DefeXtiles Jack Forman, Mustafa Doga Dogan, Hamilton Forsythe, and Hiroshi Ishii


DefeXtiles are thin, flexible textiles of many materials that can quickly be printed into a variety of 3D forms using an inexpensive, unmodified, 3D printer with no additional software.
This is achieved by using the material properties to encode the textile form: specifically using the periodic gaps that emerge when not enough material is being used to print. The printer moves and prints the same as it would a solid, rigid sheet, but by leveraging the stringing behavior that occurs in thermoplastic filament we can encode small gaps that afford the stretchability and flexibility.
In a sense, the machine and the material are co-fabricating the form:
the printer—the macroscopic form,
the material—the microscopic form

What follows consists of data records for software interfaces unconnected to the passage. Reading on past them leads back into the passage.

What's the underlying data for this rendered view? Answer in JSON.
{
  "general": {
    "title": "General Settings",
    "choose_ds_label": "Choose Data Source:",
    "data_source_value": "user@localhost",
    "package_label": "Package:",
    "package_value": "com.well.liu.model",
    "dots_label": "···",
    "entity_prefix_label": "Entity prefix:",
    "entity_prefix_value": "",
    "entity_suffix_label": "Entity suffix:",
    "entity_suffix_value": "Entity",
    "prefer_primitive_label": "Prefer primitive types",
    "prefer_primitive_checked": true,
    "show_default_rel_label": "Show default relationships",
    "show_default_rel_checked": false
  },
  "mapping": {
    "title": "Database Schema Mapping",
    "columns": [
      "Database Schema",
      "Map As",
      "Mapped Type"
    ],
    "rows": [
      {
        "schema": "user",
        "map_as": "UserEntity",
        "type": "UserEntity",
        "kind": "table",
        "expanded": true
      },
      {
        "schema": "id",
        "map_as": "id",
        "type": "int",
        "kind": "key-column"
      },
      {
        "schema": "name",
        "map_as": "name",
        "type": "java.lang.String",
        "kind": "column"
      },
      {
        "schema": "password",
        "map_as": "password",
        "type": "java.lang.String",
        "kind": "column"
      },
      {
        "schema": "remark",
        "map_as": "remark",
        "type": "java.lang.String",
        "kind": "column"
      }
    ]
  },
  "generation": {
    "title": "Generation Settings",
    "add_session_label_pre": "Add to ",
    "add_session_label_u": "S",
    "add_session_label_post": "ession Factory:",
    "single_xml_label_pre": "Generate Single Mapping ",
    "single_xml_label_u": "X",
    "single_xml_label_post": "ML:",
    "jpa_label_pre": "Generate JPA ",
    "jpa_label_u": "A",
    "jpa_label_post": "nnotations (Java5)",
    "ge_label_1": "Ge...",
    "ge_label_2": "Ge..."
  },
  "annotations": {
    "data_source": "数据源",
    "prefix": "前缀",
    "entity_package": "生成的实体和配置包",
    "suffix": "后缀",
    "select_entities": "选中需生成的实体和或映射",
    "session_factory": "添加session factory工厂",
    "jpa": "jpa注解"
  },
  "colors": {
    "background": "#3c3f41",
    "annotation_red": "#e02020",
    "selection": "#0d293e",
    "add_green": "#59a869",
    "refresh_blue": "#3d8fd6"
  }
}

The simplicity of this approach is what makes it so powerful. We are able to 3D print dresses for clothing design prototyping, tough badminton shuttlecocks, full-sized garments—such as a skirt—to help users “try on” clothes before ordering online, interactive lamps that turn on/off and change brightness when deformed, and a 70m roll of fabric produced in a single uninterrupted print.